Data excerpts:
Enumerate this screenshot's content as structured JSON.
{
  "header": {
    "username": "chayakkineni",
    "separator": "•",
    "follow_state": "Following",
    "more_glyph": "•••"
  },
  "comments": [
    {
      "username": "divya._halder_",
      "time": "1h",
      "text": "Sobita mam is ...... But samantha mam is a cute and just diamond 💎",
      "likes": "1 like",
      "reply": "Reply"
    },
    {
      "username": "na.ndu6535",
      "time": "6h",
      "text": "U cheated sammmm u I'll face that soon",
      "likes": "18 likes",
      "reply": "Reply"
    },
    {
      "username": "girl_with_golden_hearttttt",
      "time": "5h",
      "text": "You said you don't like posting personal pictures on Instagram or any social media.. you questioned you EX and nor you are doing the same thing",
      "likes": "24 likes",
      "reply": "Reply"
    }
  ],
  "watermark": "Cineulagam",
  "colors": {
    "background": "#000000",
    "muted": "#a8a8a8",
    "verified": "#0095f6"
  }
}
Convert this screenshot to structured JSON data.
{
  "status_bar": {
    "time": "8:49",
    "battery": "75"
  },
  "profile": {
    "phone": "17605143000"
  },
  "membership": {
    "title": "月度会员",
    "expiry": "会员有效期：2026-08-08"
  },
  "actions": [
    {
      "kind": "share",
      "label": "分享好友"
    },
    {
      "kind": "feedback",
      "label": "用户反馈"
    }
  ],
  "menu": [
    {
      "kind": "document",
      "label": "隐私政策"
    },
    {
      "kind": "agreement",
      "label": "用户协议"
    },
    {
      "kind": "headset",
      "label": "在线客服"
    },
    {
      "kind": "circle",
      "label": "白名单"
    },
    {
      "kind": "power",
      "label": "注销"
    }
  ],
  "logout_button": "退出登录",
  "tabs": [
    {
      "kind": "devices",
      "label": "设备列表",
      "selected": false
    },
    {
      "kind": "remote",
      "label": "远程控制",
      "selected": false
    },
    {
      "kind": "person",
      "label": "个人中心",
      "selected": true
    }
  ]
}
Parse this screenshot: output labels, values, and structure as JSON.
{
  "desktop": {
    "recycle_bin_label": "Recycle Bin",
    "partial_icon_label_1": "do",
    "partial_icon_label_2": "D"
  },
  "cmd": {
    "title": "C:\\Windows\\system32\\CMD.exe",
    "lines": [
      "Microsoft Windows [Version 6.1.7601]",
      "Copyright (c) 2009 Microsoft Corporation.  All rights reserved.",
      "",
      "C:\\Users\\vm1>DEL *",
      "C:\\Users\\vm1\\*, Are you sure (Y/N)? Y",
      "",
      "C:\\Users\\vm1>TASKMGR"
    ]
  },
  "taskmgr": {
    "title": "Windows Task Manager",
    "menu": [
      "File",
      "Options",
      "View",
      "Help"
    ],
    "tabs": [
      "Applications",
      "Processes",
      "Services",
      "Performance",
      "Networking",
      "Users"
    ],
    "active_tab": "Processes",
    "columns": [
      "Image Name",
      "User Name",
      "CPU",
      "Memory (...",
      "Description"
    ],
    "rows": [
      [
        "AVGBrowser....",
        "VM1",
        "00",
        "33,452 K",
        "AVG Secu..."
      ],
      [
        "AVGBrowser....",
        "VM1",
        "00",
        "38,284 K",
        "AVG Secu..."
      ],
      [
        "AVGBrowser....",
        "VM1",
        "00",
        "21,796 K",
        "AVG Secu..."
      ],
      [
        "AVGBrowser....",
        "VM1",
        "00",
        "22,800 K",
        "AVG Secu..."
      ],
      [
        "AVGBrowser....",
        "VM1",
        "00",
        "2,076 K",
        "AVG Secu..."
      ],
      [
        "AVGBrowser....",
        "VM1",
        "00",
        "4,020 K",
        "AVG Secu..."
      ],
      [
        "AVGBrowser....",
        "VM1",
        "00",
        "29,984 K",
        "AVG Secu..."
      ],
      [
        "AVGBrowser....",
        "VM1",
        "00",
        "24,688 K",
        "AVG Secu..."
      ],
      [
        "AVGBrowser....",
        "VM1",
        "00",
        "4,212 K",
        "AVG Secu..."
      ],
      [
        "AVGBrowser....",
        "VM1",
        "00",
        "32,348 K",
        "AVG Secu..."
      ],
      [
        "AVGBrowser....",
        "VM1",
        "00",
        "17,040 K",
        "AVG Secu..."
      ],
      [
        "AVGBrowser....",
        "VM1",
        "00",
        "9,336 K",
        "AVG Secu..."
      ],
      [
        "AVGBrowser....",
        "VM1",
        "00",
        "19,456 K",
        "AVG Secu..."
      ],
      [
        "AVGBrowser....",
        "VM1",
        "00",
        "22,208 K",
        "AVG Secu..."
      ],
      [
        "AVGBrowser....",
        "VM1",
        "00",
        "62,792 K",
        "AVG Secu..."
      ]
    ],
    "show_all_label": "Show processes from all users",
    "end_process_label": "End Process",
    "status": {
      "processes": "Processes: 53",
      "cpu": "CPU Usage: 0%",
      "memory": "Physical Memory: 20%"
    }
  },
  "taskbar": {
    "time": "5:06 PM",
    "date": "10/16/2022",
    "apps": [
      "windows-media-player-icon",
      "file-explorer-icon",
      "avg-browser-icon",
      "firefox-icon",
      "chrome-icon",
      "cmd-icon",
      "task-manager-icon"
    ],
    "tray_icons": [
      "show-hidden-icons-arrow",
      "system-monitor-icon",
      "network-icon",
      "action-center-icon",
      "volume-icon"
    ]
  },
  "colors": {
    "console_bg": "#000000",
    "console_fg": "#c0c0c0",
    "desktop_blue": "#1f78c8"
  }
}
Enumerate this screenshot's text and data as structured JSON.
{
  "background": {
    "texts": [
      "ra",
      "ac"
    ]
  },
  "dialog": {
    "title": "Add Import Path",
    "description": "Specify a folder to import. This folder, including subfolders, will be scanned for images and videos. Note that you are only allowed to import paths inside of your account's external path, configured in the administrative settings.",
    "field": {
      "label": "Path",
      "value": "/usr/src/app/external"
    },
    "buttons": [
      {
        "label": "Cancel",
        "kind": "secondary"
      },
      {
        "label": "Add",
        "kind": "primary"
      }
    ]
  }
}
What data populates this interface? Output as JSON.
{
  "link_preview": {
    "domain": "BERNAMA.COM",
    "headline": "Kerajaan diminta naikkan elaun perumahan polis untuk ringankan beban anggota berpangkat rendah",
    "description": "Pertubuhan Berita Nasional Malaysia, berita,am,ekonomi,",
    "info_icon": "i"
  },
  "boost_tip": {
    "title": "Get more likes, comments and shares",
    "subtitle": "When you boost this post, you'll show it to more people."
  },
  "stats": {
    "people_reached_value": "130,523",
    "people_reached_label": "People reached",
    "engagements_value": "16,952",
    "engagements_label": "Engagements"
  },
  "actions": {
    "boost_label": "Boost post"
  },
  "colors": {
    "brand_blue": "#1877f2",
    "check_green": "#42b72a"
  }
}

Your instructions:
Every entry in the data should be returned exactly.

Solution for this exercise:
Enumerate this screenshot's content as structured JSON.
{
  "header": {
    "username": "chayakkineni",
    "separator": "•",
    "follow_state": "Following",
    "more_glyph": "•••"
  },
  "comments": [
    {
      "username": "divya._halder_",
      "time": "1h",
      "text": "Sobita mam is ...... But samantha mam is a cute and just diamond 💎",
      "likes": "1 like",
      "reply": "Reply"
    },
    {
      "username": "na.ndu6535",
      "time": "6h",
      "text": "U cheated sammmm u I'll face that soon",
      "likes": "18 likes",
      "reply": "Reply"
    },
    {
      "username": "girl_with_golden_hearttttt",
      "time": "5h",
      "text": "You said you don't like posting personal pictures on Instagram or any social media.. you questioned you EX and nor you are doing the same thing",
      "likes": "24 likes",
      "reply": "Reply"
    }
  ],
  "watermark": "Cineulagam",
  "colors": {
    "background": "#000000",
    "muted": "#a8a8a8",
    "verified": "#0095f6"
  }
}
Convert this screenshot to structured JSON data.
{
  "status_bar": {
    "time": "8:49",
    "battery": "75"
  },
  "profile": {
    "phone": "17605143000"
  },
  "membership": {
    "title": "月度会员",
    "expiry": "会员有效期：2026-08-08"
  },
  "actions": [
    {
      "kind": "share",
      "label": "分享好友"
    },
    {
      "kind": "feedback",
      "label": "用户反馈"
    }
  ],
  "menu": [
    {
      "kind": "document",
      "label": "隐私政策"
    },
    {
      "kind": "agreement",
      "label": "用户协议"
    },
    {
      "kind": "headset",
      "label": "在线客服"
    },
    {
      "kind": "circle",
      "label": "白名单"
    },
    {
      "kind": "power",
      "label": "注销"
    }
  ],
  "logout_button": "退出登录",
  "tabs": [
    {
      "kind": "devices",
      "label": "设备列表",
      "selected": false
    },
    {
      "kind": "remote",
      "label": "远程控制",
      "selected": false
    },
    {
      "kind": "person",
      "label": "个人中心",
      "selected": true
    }
  ]
}
Parse this screenshot: output labels, values, and structure as JSON.
{
  "desktop": {
    "recycle_bin_label": "Recycle Bin",
    "partial_icon_label_1": "do",
    "partial_icon_label_2": "D"
  },
  "cmd": {
    "title": "C:\\Windows\\system32\\CMD.exe",
    "lines": [
      "Microsoft Windows [Version 6.1.7601]",
      "Copyright (c) 2009 Microsoft Corporation.  All rights reserved.",
      "",
      "C:\\Users\\vm1>DEL *",
      "C:\\Users\\vm1\\*, Are you sure (Y/N)? Y",
      "",
      "C:\\Users\\vm1>TASKMGR"
    ]
  },
  "taskmgr": {
    "title": "Windows Task Manager",
    "menu": [
      "File",
      "Options",
      "View",
      "Help"
    ],
    "tabs": [
      "Applications",
      "Processes",
      "Services",
      "Performance",
      "Networking",
      "Users"
    ],
    "active_tab": "Processes",
    "columns": [
      "Image Name",
      "User Name",
      "CPU",
      "Memory (...",
      "Description"
    ],
    "rows": [
      [
        "AVGBrowser....",
        "VM1",
        "00",
        "33,452 K",
        "AVG Secu..."
      ],
      [
        "AVGBrowser....",
        "VM1",
        "00",
        "38,284 K",
        "AVG Secu..."
      ],
      [
        "AVGBrowser....",
        "VM1",
        "00",
        "21,796 K",
        "AVG Secu..."
      ],
      [
        "AVGBrowser....",
        "VM1",
        "00",
        "22,800 K",
        "AVG Secu..."
      ],
      [
        "AVGBrowser....",
        "VM1",
        "00",
        "2,076 K",
        "AVG Secu..."
      ],
      [
        "AVGBrowser....",
        "VM1",
        "00",
        "4,020 K",
        "AVG Secu..."
      ],
      [
        "AVGBrowser....",
        "VM1",
        "00",
        "29,984 K",
        "AVG Secu..."
      ],
      [
        "AVGBrowser....",
        "VM1",
        "00",
        "24,688 K",
        "AVG Secu..."
      ],
      [
        "AVGBrowser....",
        "VM1",
        "00",
        "4,212 K",
        "AVG Secu..."
      ],
      [
        "AVGBrowser....",
        "VM1",
        "00",
        "32,348 K",
        "AVG Secu..."
      ],
      [
        "AVGBrowser....",
        "VM1",
        "00",
        "17,040 K",
        "AVG Secu..."
      ],
      [
        "AVGBrowser....",
        "VM1",
        "00",
        "9,336 K",
        "AVG Secu..."
      ],
      [
        "AVGBrowser....",
        "VM1",
        "00",
        "19,456 K",
        "AVG Secu..."
      ],
      [
        "AVGBrowser....",
        "VM1",
        "00",
        "22,208 K",
        "AVG Secu..."
      ],
      [
        "AVGBrowser....",
        "VM1",
        "00",
        "62,792 K",
        "AVG Secu..."
      ]
    ],
    "show_all_label": "Show processes from all users",
    "end_process_label": "End Process",
    "status": {
      "processes": "Processes: 53",
      "cpu": "CPU Usage: 0%",
      "memory": "Physical Memory: 20%"
    }
  },
  "taskbar": {
    "time": "5:06 PM",
    "date": "10/16/2022",
    "apps": [
      "windows-media-player-icon",
      "file-explorer-icon",
      "avg-browser-icon",
      "firefox-icon",
      "chrome-icon",
      "cmd-icon",
      "task-manager-icon"
    ],
    "tray_icons": [
      "show-hidden-icons-arrow",
      "system-monitor-icon",
      "network-icon",
      "action-center-icon",
      "volume-icon"
    ]
  },
  "colors": {
    "console_bg": "#000000",
    "console_fg": "#c0c0c0",
    "desktop_blue": "#1f78c8"
  }
}
Enumerate this screenshot's text and data as structured JSON.
{
  "background": {
    "texts": [
      "ra",
      "ac"
    ]
  },
  "dialog": {
    "title": "Add Import Path",
    "description": "Specify a folder to import. This folder, including subfolders, will be scanned for images and videos. Note that you are only allowed to import paths inside of your account's external path, configured in the administrative settings.",
    "field": {
      "label": "Path",
      "value": "/usr/src/app/external"
    },
    "buttons": [
      {
        "label": "Cancel",
        "kind": "secondary"
      },
      {
        "label": "Add",
        "kind": "primary"
      }
    ]
  }
}
What data populates this interface? Output as JSON.
{
  "link_preview": {
    "domain": "BERNAMA.COM",
    "headline": "Kerajaan diminta naikkan elaun perumahan polis untuk ringankan beban anggota berpangkat rendah",
    "description": "Pertubuhan Berita Nasional Malaysia, berita,am,ekonomi,",
    "info_icon": "i"
  },
  "boost_tip": {
    "title": "Get more likes, comments and shares",
    "subtitle": "When you boost this post, you'll show it to more people."
  },
  "stats": {
    "people_reached_value": "130,523",
    "people_reached_label": "People reached",
    "engagements_value": "16,952",
    "engagements_label": "Engagements"
  },
  "actions": {
    "boost_label": "Boost post"
  },
  "colors": {
    "brand_blue": "#1877f2",
    "check_green": "#42b72a"
  }
}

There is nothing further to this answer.